Exactly as written, give back every record below.

Element data from apps and pages
* * * * *
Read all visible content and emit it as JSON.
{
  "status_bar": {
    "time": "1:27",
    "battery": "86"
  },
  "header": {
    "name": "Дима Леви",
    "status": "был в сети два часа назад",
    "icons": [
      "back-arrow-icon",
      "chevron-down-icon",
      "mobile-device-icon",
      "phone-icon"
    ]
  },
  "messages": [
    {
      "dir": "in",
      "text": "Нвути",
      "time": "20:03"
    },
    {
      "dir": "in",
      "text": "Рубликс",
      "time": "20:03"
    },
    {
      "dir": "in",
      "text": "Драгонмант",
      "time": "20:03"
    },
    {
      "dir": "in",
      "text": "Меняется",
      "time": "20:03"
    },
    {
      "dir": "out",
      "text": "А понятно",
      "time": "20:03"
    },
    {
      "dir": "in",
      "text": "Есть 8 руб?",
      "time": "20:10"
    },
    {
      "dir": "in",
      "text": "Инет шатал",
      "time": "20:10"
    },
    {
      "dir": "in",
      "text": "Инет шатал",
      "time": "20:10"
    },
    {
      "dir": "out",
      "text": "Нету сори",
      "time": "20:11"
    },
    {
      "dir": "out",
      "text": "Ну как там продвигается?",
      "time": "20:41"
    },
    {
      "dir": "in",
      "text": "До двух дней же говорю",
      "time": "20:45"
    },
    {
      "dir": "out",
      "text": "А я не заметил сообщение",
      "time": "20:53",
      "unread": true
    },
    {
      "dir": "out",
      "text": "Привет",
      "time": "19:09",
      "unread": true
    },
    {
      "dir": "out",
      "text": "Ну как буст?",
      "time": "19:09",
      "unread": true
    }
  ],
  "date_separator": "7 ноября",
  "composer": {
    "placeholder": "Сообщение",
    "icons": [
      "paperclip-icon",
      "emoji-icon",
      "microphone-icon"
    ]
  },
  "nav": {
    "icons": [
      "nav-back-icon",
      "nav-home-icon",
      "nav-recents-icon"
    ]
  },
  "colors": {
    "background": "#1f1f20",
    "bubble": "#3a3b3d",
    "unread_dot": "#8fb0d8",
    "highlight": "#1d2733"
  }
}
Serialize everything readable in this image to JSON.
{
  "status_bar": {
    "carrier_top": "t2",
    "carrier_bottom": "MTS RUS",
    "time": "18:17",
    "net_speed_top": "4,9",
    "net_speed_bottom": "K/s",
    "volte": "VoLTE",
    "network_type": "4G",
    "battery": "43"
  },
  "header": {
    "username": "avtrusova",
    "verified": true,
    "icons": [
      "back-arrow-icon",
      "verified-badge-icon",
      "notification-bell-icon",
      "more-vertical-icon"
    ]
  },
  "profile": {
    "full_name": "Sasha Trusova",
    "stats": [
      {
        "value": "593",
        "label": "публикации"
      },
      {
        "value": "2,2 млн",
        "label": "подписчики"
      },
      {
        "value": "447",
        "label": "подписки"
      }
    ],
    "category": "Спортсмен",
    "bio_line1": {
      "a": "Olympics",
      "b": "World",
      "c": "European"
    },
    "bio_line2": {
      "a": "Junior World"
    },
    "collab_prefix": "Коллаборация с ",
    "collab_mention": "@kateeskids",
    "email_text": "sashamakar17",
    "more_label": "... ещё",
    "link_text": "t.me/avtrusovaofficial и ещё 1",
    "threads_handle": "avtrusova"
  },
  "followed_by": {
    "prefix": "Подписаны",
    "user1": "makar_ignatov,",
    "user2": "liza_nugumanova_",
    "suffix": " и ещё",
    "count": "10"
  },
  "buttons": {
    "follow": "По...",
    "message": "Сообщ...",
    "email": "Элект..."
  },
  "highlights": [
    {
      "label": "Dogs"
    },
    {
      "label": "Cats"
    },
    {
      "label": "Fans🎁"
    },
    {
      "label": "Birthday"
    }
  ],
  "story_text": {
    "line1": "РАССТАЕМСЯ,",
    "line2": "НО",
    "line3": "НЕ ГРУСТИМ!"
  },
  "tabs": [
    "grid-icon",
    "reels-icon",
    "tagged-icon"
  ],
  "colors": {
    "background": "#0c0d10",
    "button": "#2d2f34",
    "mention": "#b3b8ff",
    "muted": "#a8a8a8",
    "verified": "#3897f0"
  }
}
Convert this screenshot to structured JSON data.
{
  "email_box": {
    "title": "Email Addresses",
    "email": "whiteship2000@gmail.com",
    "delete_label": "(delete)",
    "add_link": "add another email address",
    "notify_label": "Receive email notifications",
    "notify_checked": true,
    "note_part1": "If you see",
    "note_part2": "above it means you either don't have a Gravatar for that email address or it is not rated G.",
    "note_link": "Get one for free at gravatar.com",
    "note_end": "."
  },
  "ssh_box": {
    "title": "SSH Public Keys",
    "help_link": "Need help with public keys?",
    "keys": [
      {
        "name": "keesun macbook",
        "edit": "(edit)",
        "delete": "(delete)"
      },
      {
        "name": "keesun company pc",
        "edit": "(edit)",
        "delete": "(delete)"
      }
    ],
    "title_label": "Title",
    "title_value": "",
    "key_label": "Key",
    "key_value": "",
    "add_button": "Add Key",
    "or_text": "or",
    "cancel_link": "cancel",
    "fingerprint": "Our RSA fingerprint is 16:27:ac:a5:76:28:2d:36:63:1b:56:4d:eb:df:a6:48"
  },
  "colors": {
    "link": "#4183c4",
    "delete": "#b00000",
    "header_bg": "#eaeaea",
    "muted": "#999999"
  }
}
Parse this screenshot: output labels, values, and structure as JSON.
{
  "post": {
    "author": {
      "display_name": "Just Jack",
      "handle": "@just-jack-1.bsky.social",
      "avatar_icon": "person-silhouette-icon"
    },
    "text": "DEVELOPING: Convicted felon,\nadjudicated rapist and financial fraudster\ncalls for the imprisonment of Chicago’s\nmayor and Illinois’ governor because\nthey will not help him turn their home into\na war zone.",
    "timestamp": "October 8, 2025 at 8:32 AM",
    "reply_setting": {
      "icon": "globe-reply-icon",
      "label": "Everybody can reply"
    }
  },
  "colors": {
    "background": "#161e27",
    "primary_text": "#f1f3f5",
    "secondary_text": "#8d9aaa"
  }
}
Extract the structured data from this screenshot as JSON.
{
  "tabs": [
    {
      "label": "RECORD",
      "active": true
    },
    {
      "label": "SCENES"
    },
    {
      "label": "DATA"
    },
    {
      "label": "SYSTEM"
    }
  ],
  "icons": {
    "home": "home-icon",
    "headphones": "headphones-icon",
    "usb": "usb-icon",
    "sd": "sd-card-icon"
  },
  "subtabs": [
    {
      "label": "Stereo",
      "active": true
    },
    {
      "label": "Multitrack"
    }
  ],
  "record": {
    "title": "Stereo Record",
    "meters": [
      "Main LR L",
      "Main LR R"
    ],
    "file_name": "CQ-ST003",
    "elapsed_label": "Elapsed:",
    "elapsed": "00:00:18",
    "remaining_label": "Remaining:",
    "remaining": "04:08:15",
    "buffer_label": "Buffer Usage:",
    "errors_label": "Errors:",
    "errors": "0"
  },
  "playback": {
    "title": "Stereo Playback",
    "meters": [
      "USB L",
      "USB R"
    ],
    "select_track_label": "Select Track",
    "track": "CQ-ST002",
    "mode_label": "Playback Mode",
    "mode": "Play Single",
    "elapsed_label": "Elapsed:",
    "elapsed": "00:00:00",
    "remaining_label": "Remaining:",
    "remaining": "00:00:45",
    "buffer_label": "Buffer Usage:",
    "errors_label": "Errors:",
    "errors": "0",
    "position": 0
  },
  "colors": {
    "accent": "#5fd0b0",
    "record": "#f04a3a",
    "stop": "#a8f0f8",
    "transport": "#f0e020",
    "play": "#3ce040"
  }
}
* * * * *
Solution for this problem =>
Read all visible content and emit it as JSON.
{
  "status_bar": {
    "time": "1:27",
    "battery": "86"
  },
  "header": {
    "name": "Дима Леви",
    "status": "был в сети два часа назад",
    "icons": [
      "back-arrow-icon",
      "chevron-down-icon",
      "mobile-device-icon",
      "phone-icon"
    ]
  },
  "messages": [
    {
      "dir": "in",
      "text": "Нвути",
      "time": "20:03"
    },
    {
      "dir": "in",
      "text": "Рубликс",
      "time": "20:03"
    },
    {
      "dir": "in",
      "text": "Драгонмант",
      "time": "20:03"
    },
    {
      "dir": "in",
      "text": "Меняется",
      "time": "20:03"
    },
    {
      "dir": "out",
      "text": "А понятно",
      "time": "20:03"
    },
    {
      "dir": "in",
      "text": "Есть 8 руб?",
      "time": "20:10"
    },
    {
      "dir": "in",
      "text": "Инет шатал",
      "time": "20:10"
    },
    {
      "dir": "in",
      "text": "Инет шатал",
      "time": "20:10"
    },
    {
      "dir": "out",
      "text": "Нету сори",
      "time": "20:11"
    },
    {
      "dir": "out",
      "text": "Ну как там продвигается?",
      "time": "20:41"
    },
    {
      "dir": "in",
      "text": "До двух дней же говорю",
      "time": "20:45"
    },
    {
      "dir": "out",
      "text": "А я не заметил сообщение",
      "time": "20:53",
      "unread": true
    },
    {
      "dir": "out",
      "text": "Привет",
      "time": "19:09",
      "unread": true
    },
    {
      "dir": "out",
      "text": "Ну как буст?",
      "time": "19:09",
      "unread": true
    }
  ],
  "date_separator": "7 ноября",
  "composer": {
    "placeholder": "Сообщение",
    "icons": [
      "paperclip-icon",
      "emoji-icon",
      "microphone-icon"
    ]
  },
  "nav": {
    "icons": [
      "nav-back-icon",
      "nav-home-icon",
      "nav-recents-icon"
    ]
  },
  "colors": {
    "background": "#1f1f20",
    "bubble": "#3a3b3d",
    "unread_dot": "#8fb0d8",
    "highlight": "#1d2733"
  }
}
Serialize everything readable in this image to JSON.
{
  "status_bar": {
    "carrier_top": "t2",
    "carrier_bottom": "MTS RUS",
    "time": "18:17",
    "net_speed_top": "4,9",
    "net_speed_bottom": "K/s",
    "volte": "VoLTE",
    "network_type": "4G",
    "battery": "43"
  },
  "header": {
    "username": "avtrusova",
    "verified": true,
    "icons": [
      "back-arrow-icon",
      "verified-badge-icon",
      "notification-bell-icon",
      "more-vertical-icon"
    ]
  },
  "profile": {
    "full_name": "Sasha Trusova",
    "stats": [
      {
        "value": "593",
        "label": "публикации"
      },
      {
        "value": "2,2 млн",
        "label": "подписчики"
      },
      {
        "value": "447",
        "label": "подписки"
      }
    ],
    "category": "Спортсмен",
    "bio_line1": {
      "a": "Olympics",
      "b": "World",
      "c": "European"
    },
    "bio_line2": {
      "a": "Junior World"
    },
    "collab_prefix": "Коллаборация с ",
    "collab_mention": "@kateeskids",
    "email_text": "sashamakar17",
    "more_label": "... ещё",
    "link_text": "t.me/avtrusovaofficial и ещё 1",
    "threads_handle": "avtrusova"
  },
  "followed_by": {
    "prefix": "Подписаны",
    "user1": "makar_ignatov,",
    "user2": "liza_nugumanova_",
    "suffix": " и ещё",
    "count": "10"
  },
  "buttons": {
    "follow": "По...",
    "message": "Сообщ...",
    "email": "Элект..."
  },
  "highlights": [
    {
      "label": "Dogs"
    },
    {
      "label": "Cats"
    },
    {
      "label": "Fans🎁"
    },
    {
      "label": "Birthday"
    }
  ],
  "story_text": {
    "line1": "РАССТАЕМСЯ,",
    "line2": "НО",
    "line3": "НЕ ГРУСТИМ!"
  },
  "tabs": [
    "grid-icon",
    "reels-icon",
    "tagged-icon"
  ],
  "colors": {
    "background": "#0c0d10",
    "button": "#2d2f34",
    "mention": "#b3b8ff",
    "muted": "#a8a8a8",
    "verified": "#3897f0"
  }
}
Convert this screenshot to structured JSON data.
{
  "email_box": {
    "title": "Email Addresses",
    "email": "whiteship2000@gmail.com",
    "delete_label": "(delete)",
    "add_link": "add another email address",
    "notify_label": "Receive email notifications",
    "notify_checked": true,
    "note_part1": "If you see",
    "note_part2": "above it means you either don't have a Gravatar for that email address or it is not rated G.",
    "note_link": "Get one for free at gravatar.com",
    "note_end": "."
  },
  "ssh_box": {
    "title": "SSH Public Keys",
    "help_link": "Need help with public keys?",
    "keys": [
      {
        "name": "keesun macbook",
        "edit": "(edit)",
        "delete": "(delete)"
      },
      {
        "name": "keesun company pc",
        "edit": "(edit)",
        "delete": "(delete)"
      }
    ],
    "title_label": "Title",
    "title_value": "",
    "key_label": "Key",
    "key_value": "",
    "add_button": "Add Key",
    "or_text": "or",
    "cancel_link": "cancel",
    "fingerprint": "Our RSA fingerprint is 16:27:ac:a5:76:28:2d:36:63:1b:56:4d:eb:df:a6:48"
  },
  "colors": {
    "link": "#4183c4",
    "delete": "#b00000",
    "header_bg": "#eaeaea",
    "muted": "#999999"
  }
}
Parse this screenshot: output labels, values, and structure as JSON.
{
  "post": {
    "author": {
      "display_name": "Just Jack",
      "handle": "@just-jack-1.bsky.social",
      "avatar_icon": "person-silhouette-icon"
    },
    "text": "DEVELOPING: Convicted felon,\nadjudicated rapist and financial fraudster\ncalls for the imprisonment of Chicago’s\nmayor and Illinois’ governor because\nthey will not help him turn their home into\na war zone.",
    "timestamp": "October 8, 2025 at 8:32 AM",
    "reply_setting": {
      "icon": "globe-reply-icon",
      "label": "Everybody can reply"
    }
  },
  "colors": {
    "background": "#161e27",
    "primary_text": "#f1f3f5",
    "secondary_text": "#8d9aaa"
  }
}
Extract the structured data from this screenshot as JSON.
{
  "tabs": [
    {
      "label": "RECORD",
      "active": true
    },
    {
      "label": "SCENES"
    },
    {
      "label": "DATA"
    },
    {
      "label": "SYSTEM"
    }
  ],
  "icons": {
    "home": "home-icon",
    "headphones": "headphones-icon",
    "usb": "usb-icon",
    "sd": "sd-card-icon"
  },
  "subtabs": [
    {
      "label": "Stereo",
      "active": true
    },
    {
      "label": "Multitrack"
    }
  ],
  "record": {
    "title": "Stereo Record",
    "meters": [
      "Main LR L",
      "Main LR R"
    ],
    "file_name": "CQ-ST003",
    "elapsed_label": "Elapsed:",
    "elapsed": "00:00:18",
    "remaining_label": "Remaining:",
    "remaining": "04:08:15",
    "buffer_label": "Buffer Usage:",
    "errors_label": "Errors:",
    "errors": "0"
  },
  "playback": {
    "title": "Stereo Playback",
    "meters": [
      "USB L",
      "USB R"
    ],
    "select_track_label": "Select Track",
    "track": "CQ-ST002",
    "mode_label": "Playback Mode",
    "mode": "Play Single",
    "elapsed_label": "Elapsed:",
    "elapsed": "00:00:00",
    "remaining_label": "Remaining:",
    "remaining": "00:00:45",
    "buffer_label": "Buffer Usage:",
    "errors_label": "Errors:",
    "errors": "0",
    "position": 0
  },
  "colors": {
    "accent": "#5fd0b0",
    "record": "#f04a3a",
    "stop": "#a8f0f8",
    "transport": "#f0e020",
    "play": "#3ce040"
  }
}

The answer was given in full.